Project description:Methicillin-resistant Staphylococcus aureus (MRSA) has emerged as one of the most important pathogens both in health care and community-onset infections. The prerequisite for methicillin resistance is mecA, which encodes a ?-lactam-insensitive penicillin binding protein PBP2a. A characteristic of MRSA strains from hospital and community associated infections is their heterogeneous expression of resistance to ?-lactam (HeR) in which only a small portion (? 0.1%) of the population expresses resistance to oxacillin (OXA) ? 10 µg/ml, while in other isolates, most of the population expresses resistance to a high level (homotypic resistance, HoR). The mechanism associated with heterogeneous expression requires both increase expression of mecA and a mutational event that involved the triggering of a ?-lactam-mediated SOS response and related lexA and recA genes.
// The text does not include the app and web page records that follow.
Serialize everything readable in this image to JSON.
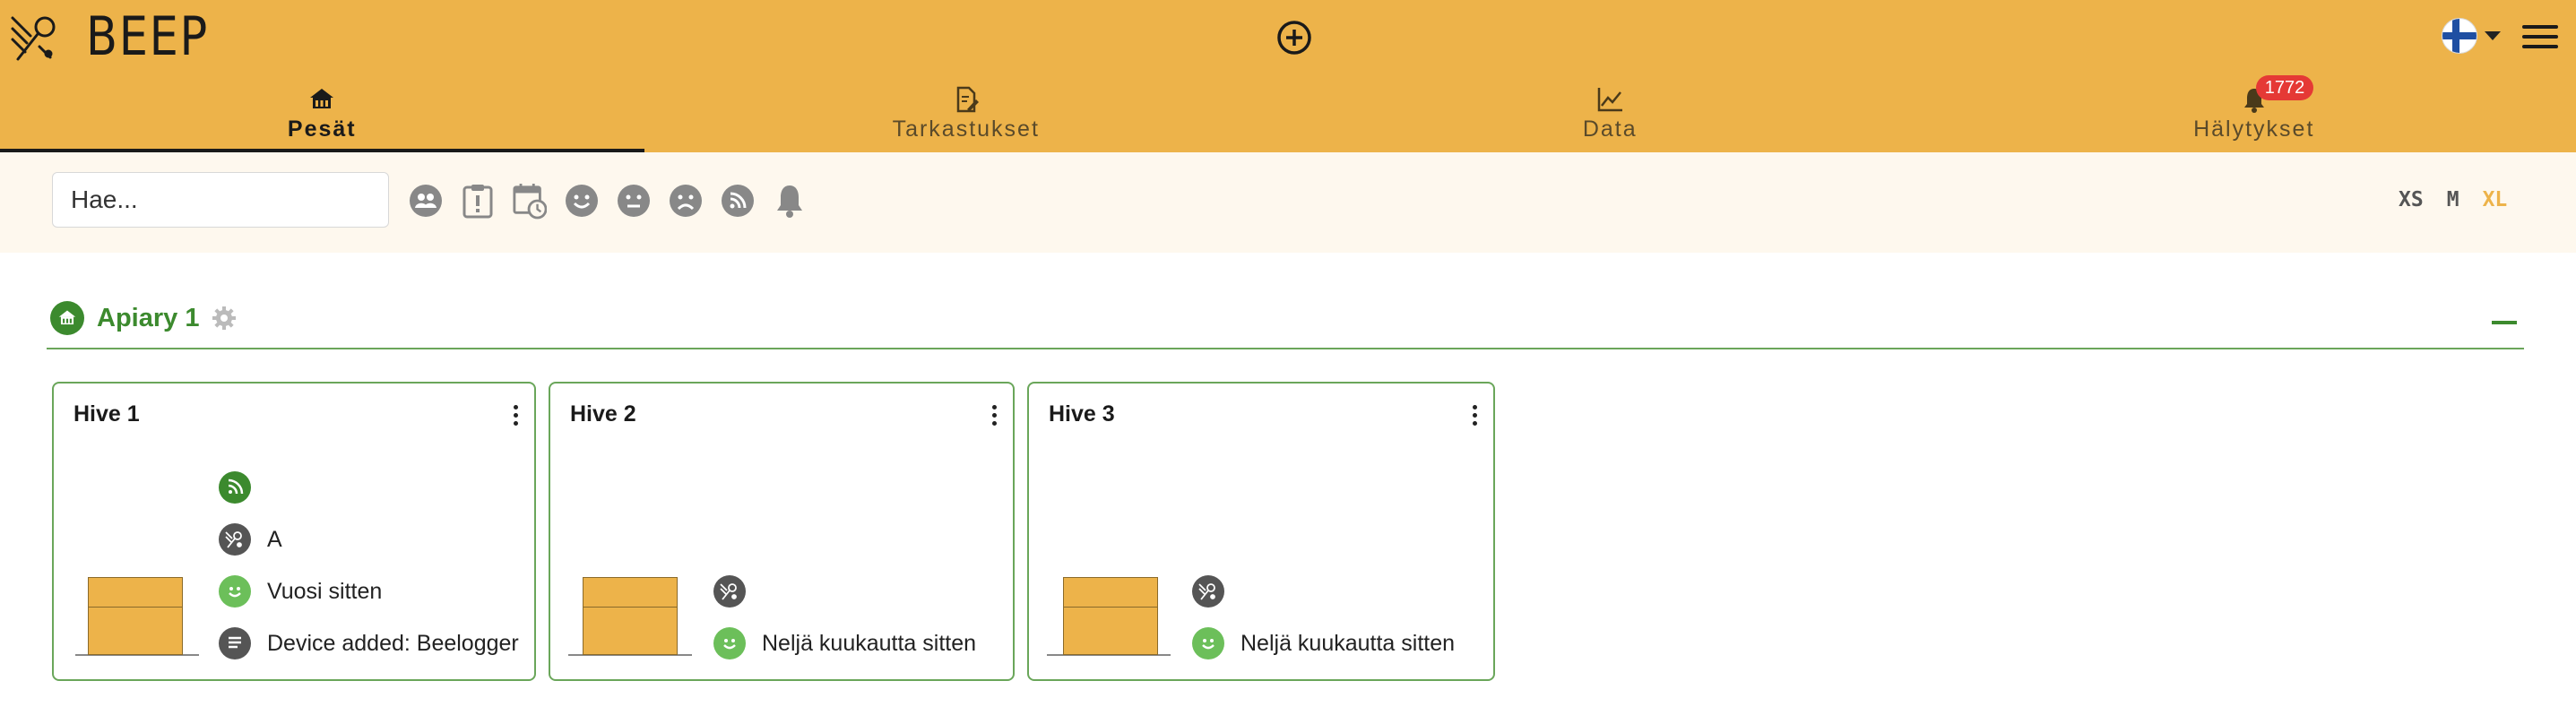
{
  "app": {
    "brand": "BEEP"
  },
  "tabs": [
    {
      "label": "Pesät",
      "icon": "home-icon",
      "active": true
    },
    {
      "label": "Tarkastukset",
      "icon": "checklist-icon",
      "active": false
    },
    {
      "label": "Data",
      "icon": "line-chart-icon",
      "active": false
    },
    {
      "label": "Hälytykset",
      "icon": "bell-icon",
      "active": false,
      "badge": "1772"
    }
  ],
  "search": {
    "placeholder": "Hae..."
  },
  "filters": [
    "group-icon",
    "clipboard-alert-icon",
    "calendar-clock-icon",
    "smile-icon",
    "neutral-face-icon",
    "sad-face-icon",
    "rss-icon",
    "bell-icon"
  ],
  "sizes": [
    {
      "label": "XS",
      "active": false
    },
    {
      "label": "M",
      "active": false
    },
    {
      "label": "XL",
      "active": true
    }
  ],
  "apiary": {
    "name": "Apiary 1"
  },
  "hives": [
    {
      "name": "Hive 1",
      "rows": [
        {
          "icon": "rss-icon",
          "text": ""
        },
        {
          "icon": "queen-icon",
          "text": "A"
        },
        {
          "icon": "smile-icon",
          "text": "Vuosi sitten"
        },
        {
          "icon": "notes-icon",
          "text": "Device added: Beelogger"
        }
      ]
    },
    {
      "name": "Hive 2",
      "rows": [
        {
          "icon": "queen-icon",
          "text": ""
        },
        {
          "icon": "smile-icon",
          "text": "Neljä kuukautta sitten"
        }
      ]
    },
    {
      "name": "Hive 3",
      "rows": [
        {
          "icon": "queen-icon",
          "text": ""
        },
        {
          "icon": "smile-icon",
          "text": "Neljä kuukautta sitten"
        }
      ]
    }
  ],
  "colors": {
    "brand": "#EDB34A",
    "green": "#3c8a2e",
    "filterbg": "#FEF8EE"
  }
}
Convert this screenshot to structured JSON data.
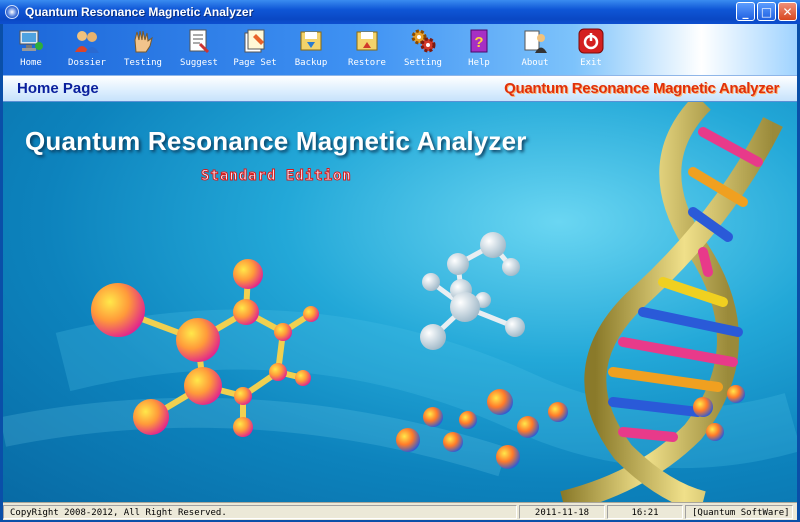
{
  "window": {
    "title": "Quantum Resonance Magnetic Analyzer"
  },
  "toolbar": {
    "items": [
      {
        "label": "Home",
        "icon": "home-icon"
      },
      {
        "label": "Dossier",
        "icon": "dossier-icon"
      },
      {
        "label": "Testing",
        "icon": "testing-icon"
      },
      {
        "label": "Suggest",
        "icon": "suggest-icon"
      },
      {
        "label": "Page Set",
        "icon": "page-set-icon"
      },
      {
        "label": "Backup",
        "icon": "backup-icon"
      },
      {
        "label": "Restore",
        "icon": "restore-icon"
      },
      {
        "label": "Setting",
        "icon": "setting-icon"
      },
      {
        "label": "Help",
        "icon": "help-icon"
      },
      {
        "label": "About",
        "icon": "about-icon"
      },
      {
        "label": "Exit",
        "icon": "exit-icon"
      }
    ]
  },
  "pagebar": {
    "title": "Home Page",
    "brand": "Quantum Resonance Magnetic Analyzer"
  },
  "main": {
    "title": "Quantum Resonance Magnetic Analyzer",
    "edition": "Standard Edition"
  },
  "status": {
    "copyright": "CopyRight 2008-2012, All Right Reserved.",
    "date": "2011-11-18",
    "time": "16:21",
    "vendor": "[Quantum SoftWare]"
  },
  "colors": {
    "title_bar": "#0a48c4",
    "brand_text": "#e0300a",
    "page_title": "#0a1f9c",
    "background": "#0d83bd"
  }
}
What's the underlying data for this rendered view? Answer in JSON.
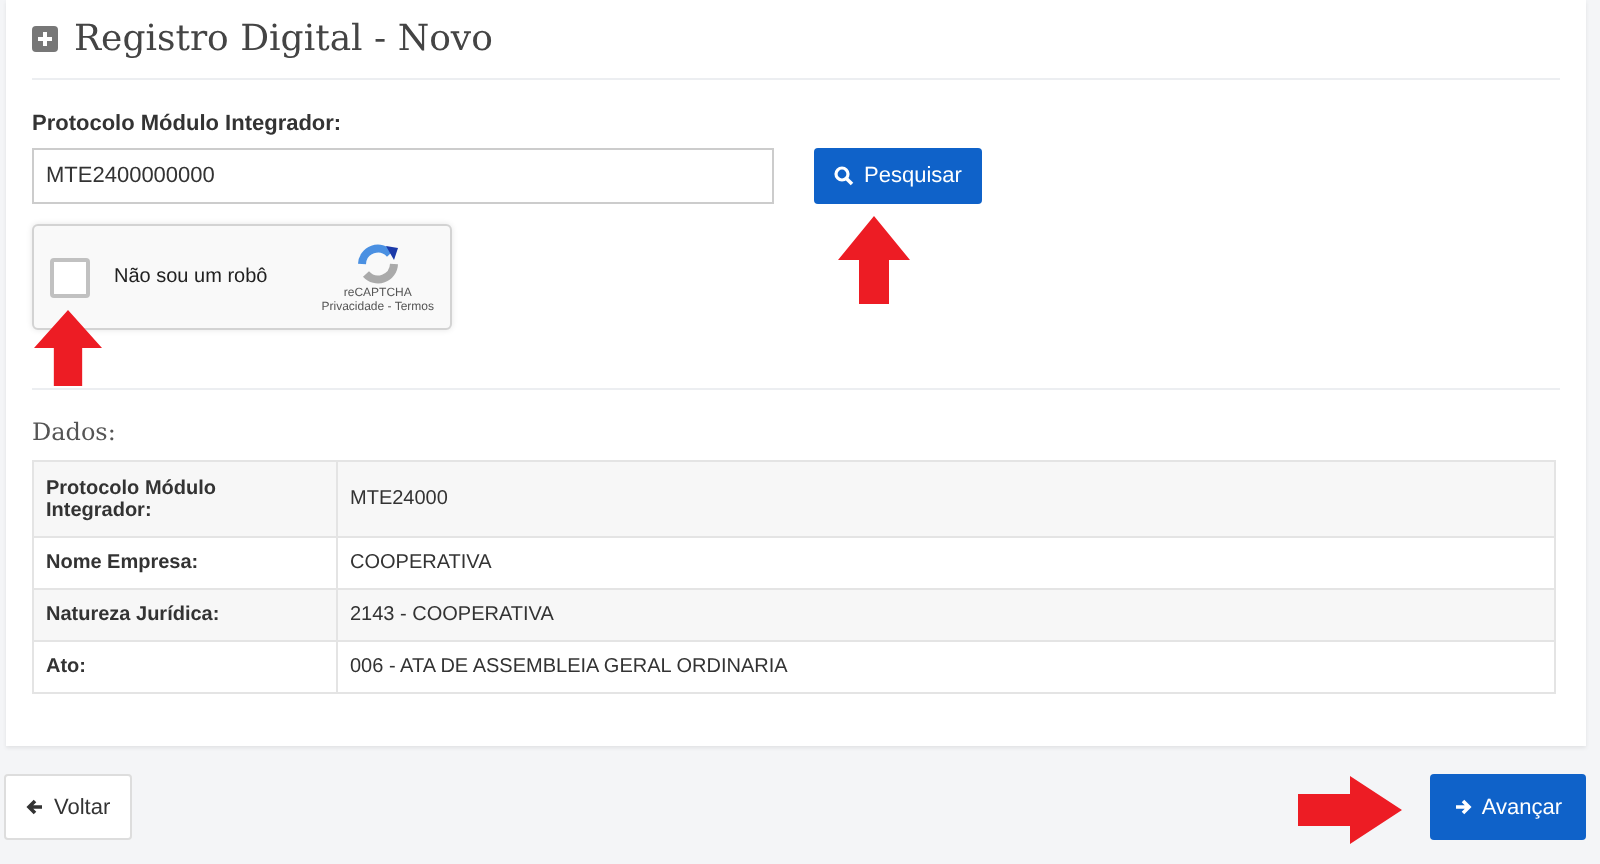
{
  "panel": {
    "title": "Registro Digital - Novo"
  },
  "search": {
    "label": "Protocolo Módulo Integrador:",
    "value": "MTE2400000000",
    "button": "Pesquisar"
  },
  "captcha": {
    "label": "Não sou um robô",
    "checked": false,
    "brand": "reCAPTCHA",
    "links": "Privacidade - Termos"
  },
  "data": {
    "heading": "Dados:",
    "rows": [
      {
        "label": "Protocolo Módulo Integrador:",
        "value": "MTE24000"
      },
      {
        "label": "Nome Empresa:",
        "value": "COOPERATIVA"
      },
      {
        "label": "Natureza Jurídica:",
        "value": "2143 - COOPERATIVA"
      },
      {
        "label": "Ato:",
        "value": "006 - ATA DE ASSEMBLEIA GERAL ORDINARIA"
      }
    ]
  },
  "footer": {
    "back": "Voltar",
    "next": "Avançar"
  }
}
In the present study we investigated the cellular physiology of HeR-MRSA strains during the process of ?-lactam-mediated HeR/HoR selection at sub-inhibitory concentrations by using a combinatorial approach of microarray analyses and global biochemical profiling employing gas chromatography/mass spectrometry (GC/MS) and liquid chromatography/mass spectrometry (LC/MS) to investigate changes in metabolic pathways and the metabolome associated with ?-lactam-mediated HeR/HoR selection in clinically relevant heterogeneous MRSA. We found unique features present in the oxacillin-selected SA13011-HoR derivative when compared to the corresponding SA13011-HeR parental strain that included significant increases in tricarboxyl citric acid (TCA) cycle intermediates and a concomitant decrease in fermentative pathways. Inactivation of the TCA cycle enzyme cis-aconitase gene in the SA13011-HeR strain abolished ?-lactam-mediated HeR/HoR selection demonstrating the significance of altered TCA cycle activity during the HeR/HoR selection. These results provide evidence of both the metabolic cost and the adaptation that HeR-MRSA clinical strains undergo when exposed to ?-lactam pressure, indicating that the energy production is redirected to supply the cell wall synthesis/metabolism, which in turn contributes to the survival response in the presence of ?-lactam antibiotics.